The verdict? It was delicious. I don’t really know much about flan, but this almost tasted like…fancy vanilla pudding in tart form. I love vanilla pudding (weird, I know), so I loved this. I’m no expert, but I’d believe that it IS the most famous in Paris!

Sadly, these treats are the exception, not the rule. Food is EXPENSIVE here, so the average day looks something like yogurt for breakfast, a grocery-store made salad for lunch, and soup or microwaved eggs (I’m not even kidding, they taste like sponges) for dinner. 90% of the time, I’m eating like any other college student who has no access to a kitchen (breaks my heart). But the rest of the time, I remember I’m in Paris and that I’ll hate myself forever if I leave one single gastronomy stone unturned.

Aaannddd, to finish things off, here’s my dinner from the past two nights.

P9171446

Because sometimes all you need is a baguette, cheese, and chocolate. Not to mention some wine that went unpictured. 🙂
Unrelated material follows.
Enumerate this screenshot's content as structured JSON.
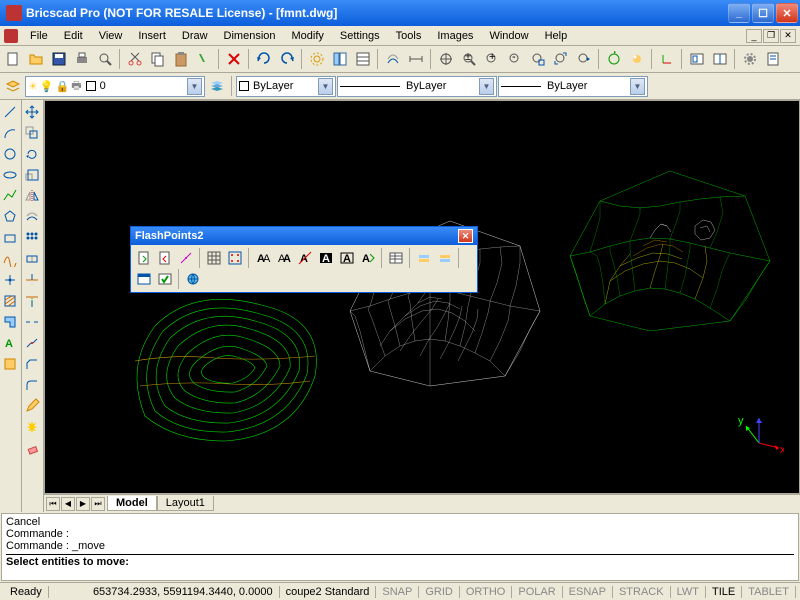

I promise I’ll come back tomorrow and talk about something besides food. Au revoir!